Amir “King” Khan is in vogue this week. He easily beat Devon Alexander last Saturday in a performance which convinced some he’s the man to beat Floyd Mayweather. Is he? Should cruising past a limited fighter like Alexander foster the conviction he’s good enough to defeat boxing’s best welterweight? I don’t think so, and I’m baffled by the belief Khan’s speed will bedevil Floyd. Amir is still flawed, however much he’s improved. I doubt that what he does best, which is punch really fast, is enough to neutralize the erstwhile “Pretty Boy.”
It’s true that none of Floyd’s recent, or even distant, opponents are analogous to Khan, who is extraordinarily fast. But while speed impresses it doesn’t always kill. Put another way, Khan doesn’t punch hard enough to hurt Mayweather. Unlike Marcos Maidana, he isn’t strong or aggressive enough to push Floyd back against the ropes and rain blows on ‘TBE.’ And we have never seen Floyd troubled by a boxer. He’s been most confounded by the awkward aggression of Jose Luis Castillo, Marcos Maidana, and to a lesser extent, Miguel Cotto. Against true boxers, like Juan Manuel Marquez, for example, Floyd has dominated.
‘Wait, you moron! Khan is twice as fast as Marquez!’ you might say, staring at your computer screen as you try to disguise the fact you’re reading about boxing in your cubicle rather than actually working. This is true, and Khan’s degree of speed, which is a special gift that sets him apart, is something Floyd hasn’t seen. On Saturday’s broadcast Showtime commentator Pauli Malignaggi, who was stopped by Khan in 2010, said that Amir is a difficult guy to time, unlike a similarly fast but predictably-rhythmic fighter like Gary Russell. Is Amir so difficult to figure out? Memorably, Danny Garcia managed to:
‘Hold on, you idiot! Floyd doesn’t counterpunch with his left hook,’ you might say, staring at your phone in the elevator to avoid conversation with co-workers. This is true, and while Floyd does have a decent left hook, his best punch is the counter-right. Is that enough to break Khan down and smash his brittle jaw? By itself, no. Mayweather won’t knock out Khan with one shot but he can and certainly will hurt him, and in doing so disrupt the flashy combinations that make Amir such a spectacular talent when conditions are favorable.
Khan looks like the world’s best boxer when he’s fighting someone incapable of threatening him, like Devon Alexander. If his opponent can’t equal him in speed or power, Khan appears matchless. But when they adjust to his speed and fight back, as Breidis Prescott, Lamont Peterson and Danny Garcia did, “King Khan” gets into trouble.

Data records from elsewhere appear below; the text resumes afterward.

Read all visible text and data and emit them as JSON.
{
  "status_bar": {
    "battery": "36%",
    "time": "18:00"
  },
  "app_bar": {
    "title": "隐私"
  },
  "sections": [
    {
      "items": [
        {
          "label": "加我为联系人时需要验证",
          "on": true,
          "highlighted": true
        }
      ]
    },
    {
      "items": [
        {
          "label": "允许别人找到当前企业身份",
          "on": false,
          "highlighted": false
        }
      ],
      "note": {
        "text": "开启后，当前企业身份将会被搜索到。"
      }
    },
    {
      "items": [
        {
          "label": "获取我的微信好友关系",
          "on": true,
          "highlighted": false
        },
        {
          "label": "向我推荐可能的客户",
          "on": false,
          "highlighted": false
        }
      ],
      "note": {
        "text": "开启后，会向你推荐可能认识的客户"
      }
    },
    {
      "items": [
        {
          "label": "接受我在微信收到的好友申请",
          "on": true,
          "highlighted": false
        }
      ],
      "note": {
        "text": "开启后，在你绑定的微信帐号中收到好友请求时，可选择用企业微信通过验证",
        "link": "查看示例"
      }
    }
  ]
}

If they ever fight, I don’t think Floyd will just walk through Khan, but I think positioning him as a more worthy opponent than Manny Pacquiao is completely baseless. Floyd’s defensive brilliance is less susceptible to boxing than it is to brawling. It will not be overwhelmed by speed. Khan may land at times, but his pressure and pedestrian power won’t be enough to dissuade Floyd from boxing offensively, as Maidana’s aggression sometimes did. The most likely scenario is Floyd neutralizing Khan’s speed by staying out of range, rolling away from punches, and by boxing at a measured pace which rewards short, snappy combinations, rather than flurries. In doing so, Floyd will win a clear decision by not allowing Khan any forward momentum, landing cleaner shots and likely hurting Amir more than once down the stretch.
Do I want Khan vs Mayweather? It’d take it, because seeing two talented welterweights is reliable entertainment. Still, I’d much rather see Pacquiao vs Mayweather.

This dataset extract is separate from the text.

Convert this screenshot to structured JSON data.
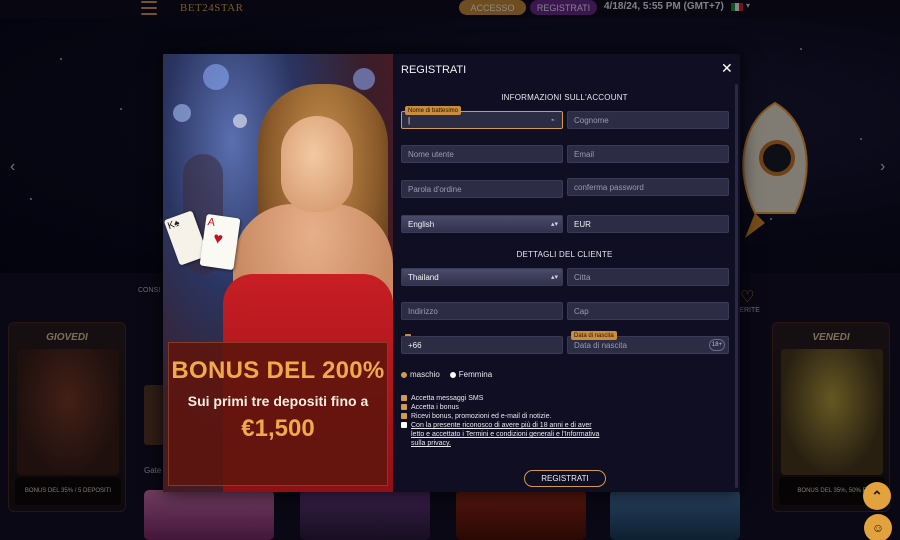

“For fuck’s sake, you dink, don’t you understand that fight will never happen?” you say between sets at the gym while while secretly ogling the Lululemon-moulded backside of a girl who’d prefer you didn’t speak to her. Maybe you’re right: Mayweather-Pacquiao may or may not happen. We can only wait, and we may be disappointed, but that doesn’t change the fact that Manny Pacquiao is, by virtue of his accomplishments, ability, and potential to create a record-breaking bout, a far more worthy candidate to face Floyd Mayweather. Plus, this week Floyd derided Khan for not being a draw.
“You’re right,” you say, before putting down your phone and clumsily asking to work in with the girl you’re admiring. You try and press for more conversation but you’re so overcome by nerves, your face goes slack and your mouth immobilizes. Turned off by your baritone mumbling, she leaves. Ironically, Amir Khan fan, it’s your jaw that’s betrayed you. — Eliott McCormick